BBCI director Amal Chandra Kataki said, "The prevalence of communicable diseases like cholera and diarrhoea decreased from 60.9 per cent in 1990 to 32.7 per cent in 2016 while non-communicable diseases like cardio-vascular disease, cancer and diabetes increased from 30.5 per cent to 55.4 per centin the same period. This can be attributed to a changing paradigm in the pattern of diseases because of increase in life expectancy, urbanisation, industrialisation, changing lifestyles and habits, increase in population and other factors."
He said the incidence of cancer in the Northeast is 150-200 per lakh of population to urban India's 100. "Lung cancer is found to be highest in Aizawl district of Mizoram. Throat cancer is highest in East Khasi Hills district of Meghalaya (22 per cent) followed by Kamrup urban district (17 per cent). It is a matter of concern that 3.2 lakh cigarette packs are sold in Assam daily. The government earns Rs 9 crore in revenue while it spends Rs 154 crore for control of tobacco-related disease. Altogether 16,000 cancer patients die every year in Assam."
Vishal Rao, an oncologist from Bangalore, said 7,000 chemicals, most of them carcinogenic, are added to tobacco to increase the level of nicotine, which is 1,000 times more addictive than cocaine or heroin. "A total of 10 lakh tobacco consumers die each year in India. Nowadays 20 to 30-year-olds are coming to the hospital with cancer," he said.

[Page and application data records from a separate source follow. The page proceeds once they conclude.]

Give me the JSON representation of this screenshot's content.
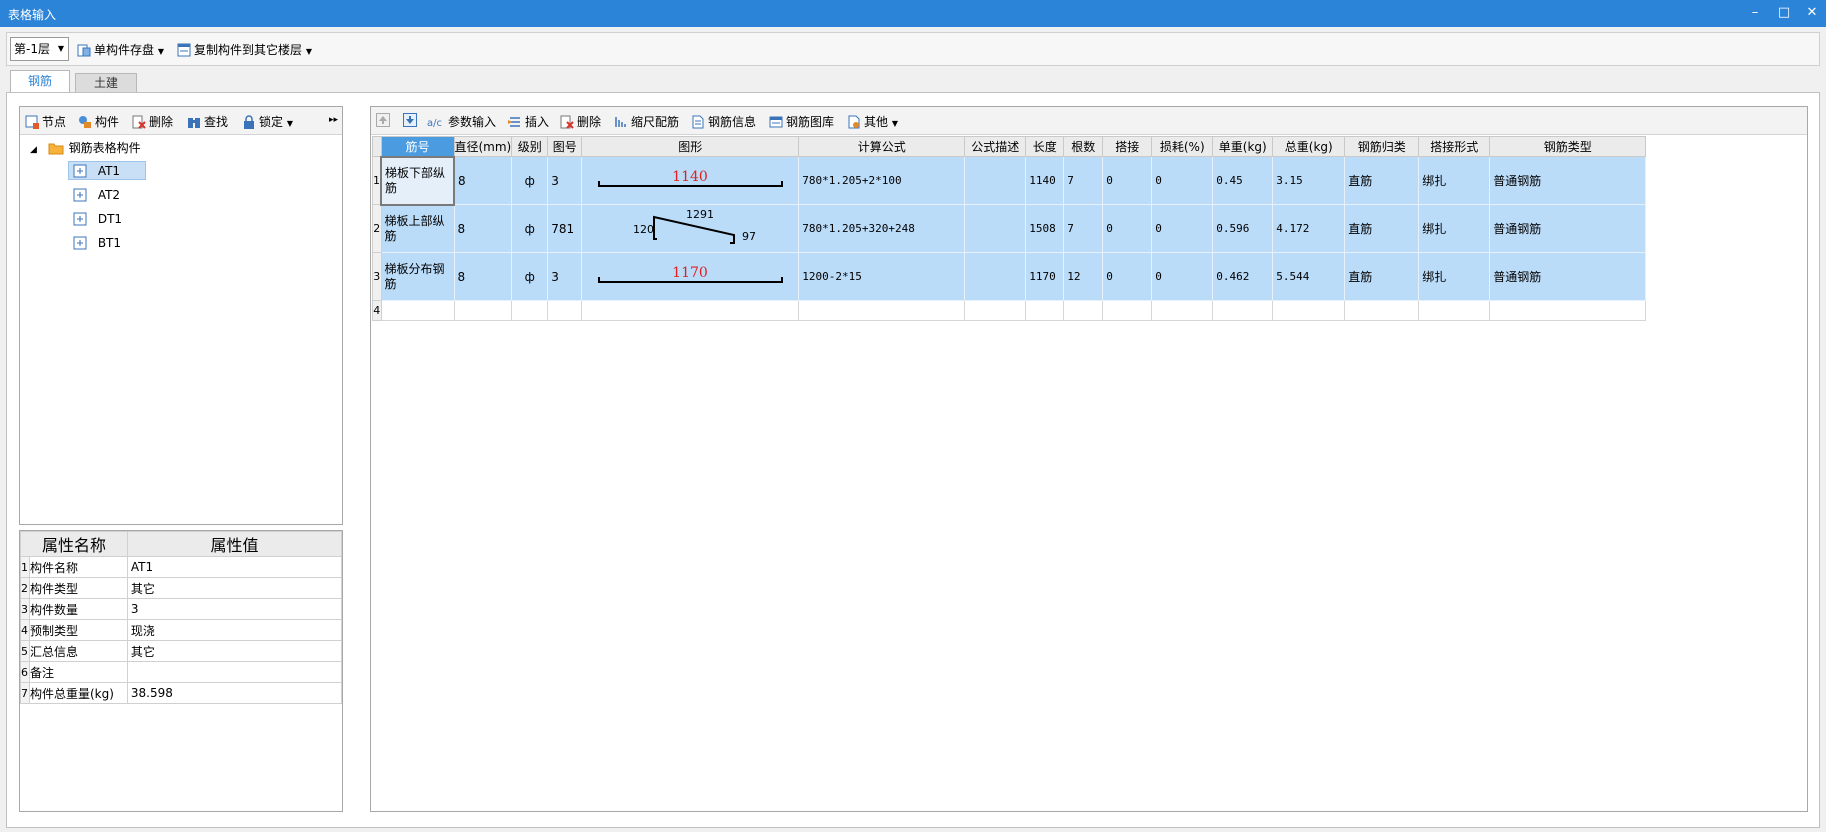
{
  "window": {
    "title": "表格输入",
    "minimize": "–",
    "maximize": "□",
    "close": "✕"
  },
  "topbar": {
    "floor_select": "第-1层",
    "save_component": "单构件存盘",
    "copy_component": "复制构件到其它楼层"
  },
  "tabs": [
    {
      "label": "钢筋",
      "active": true
    },
    {
      "label": "土建",
      "active": false
    }
  ],
  "tree_toolbar": {
    "node": "节点",
    "component": "构件",
    "delete": "删除",
    "find": "查找",
    "lock": "锁定",
    "more": "▸▸"
  },
  "tree": {
    "root": "钢筋表格构件",
    "items": [
      "AT1",
      "AT2",
      "DT1",
      "BT1"
    ],
    "selected": "AT1"
  },
  "properties": {
    "headers": [
      "属性名称",
      "属性值"
    ],
    "rows": [
      {
        "num": "1",
        "name": "构件名称",
        "value": "AT1"
      },
      {
        "num": "2",
        "name": "构件类型",
        "value": "其它"
      },
      {
        "num": "3",
        "name": "构件数量",
        "value": "3"
      },
      {
        "num": "4",
        "name": "预制类型",
        "value": "现浇"
      },
      {
        "num": "5",
        "name": "汇总信息",
        "value": "其它"
      },
      {
        "num": "6",
        "name": "备注",
        "value": ""
      },
      {
        "num": "7",
        "name": "构件总重量(kg)",
        "value": "38.598"
      }
    ]
  },
  "grid_toolbar": {
    "param_input": "参数输入",
    "insert": "插入",
    "delete": "删除",
    "scale_rebar": "缩尺配筋",
    "rebar_info": "钢筋信息",
    "rebar_library": "钢筋图库",
    "other": "其他"
  },
  "grid": {
    "headers": [
      "筋号",
      "直径(mm)",
      "级别",
      "图号",
      "图形",
      "计算公式",
      "公式描述",
      "长度",
      "根数",
      "搭接",
      "损耗(%)",
      "单重(kg)",
      "总重(kg)",
      "钢筋归类",
      "搭接形式",
      "钢筋类型"
    ],
    "rows": [
      {
        "num": "1",
        "name": "梯板下部纵筋",
        "diameter": "8",
        "grade": "ф",
        "shape_no": "3",
        "shape_label": "1140",
        "formula": "780*1.205+2*100",
        "desc": "",
        "length": "1140",
        "count": "7",
        "lap": "0",
        "loss": "0",
        "unit_weight": "0.45",
        "total_weight": "3.15",
        "category": "直筋",
        "lap_type": "绑扎",
        "rebar_type": "普通钢筋"
      },
      {
        "num": "2",
        "name": "梯板上部纵筋",
        "diameter": "8",
        "grade": "ф",
        "shape_no": "781",
        "shape_left": "120",
        "shape_mid": "1291",
        "shape_right": "97",
        "formula": "780*1.205+320+248",
        "desc": "",
        "length": "1508",
        "count": "7",
        "lap": "0",
        "loss": "0",
        "unit_weight": "0.596",
        "total_weight": "4.172",
        "category": "直筋",
        "lap_type": "绑扎",
        "rebar_type": "普通钢筋"
      },
      {
        "num": "3",
        "name": "梯板分布钢筋",
        "diameter": "8",
        "grade": "ф",
        "shape_no": "3",
        "shape_label": "1170",
        "formula": "1200-2*15",
        "desc": "",
        "length": "1170",
        "count": "12",
        "lap": "0",
        "loss": "0",
        "unit_weight": "0.462",
        "total_weight": "5.544",
        "category": "直筋",
        "lap_type": "绑扎",
        "rebar_type": "普通钢筋"
      }
    ],
    "empty_row_num": "4"
  },
  "colors": {
    "titlebar": "#2b84d8",
    "selected_row": "#bbdcf9",
    "shape_label": "#e02020"
  }
}
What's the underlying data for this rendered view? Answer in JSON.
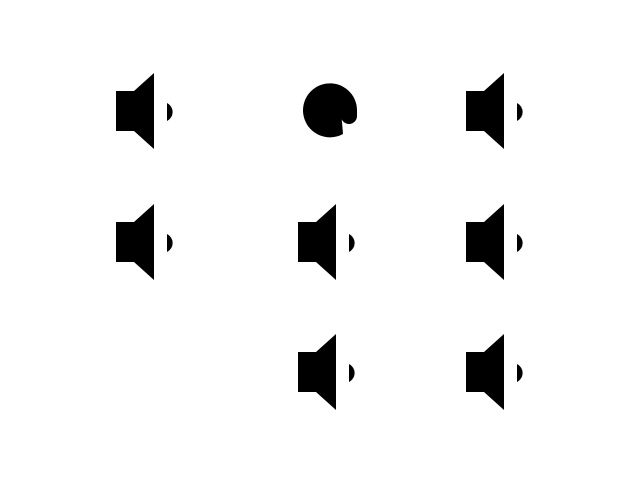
{
  "icon_grid": {
    "stroke_color": "#000000",
    "background_color": "#ffffff",
    "rows": [
      [
        "speaker-low-volume-icon",
        "at-sign-icon",
        "speaker-low-volume-icon"
      ],
      [
        "speaker-low-volume-icon",
        "speaker-low-volume-icon",
        "speaker-low-volume-icon"
      ],
      [
        "",
        "speaker-low-volume-icon",
        "speaker-low-volume-icon"
      ]
    ]
  }
}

The two-day meet will include talks on cancer burden in the Northeast, tobacco-related cancer, lung cancer therapy, ovarian cancer and palliative care.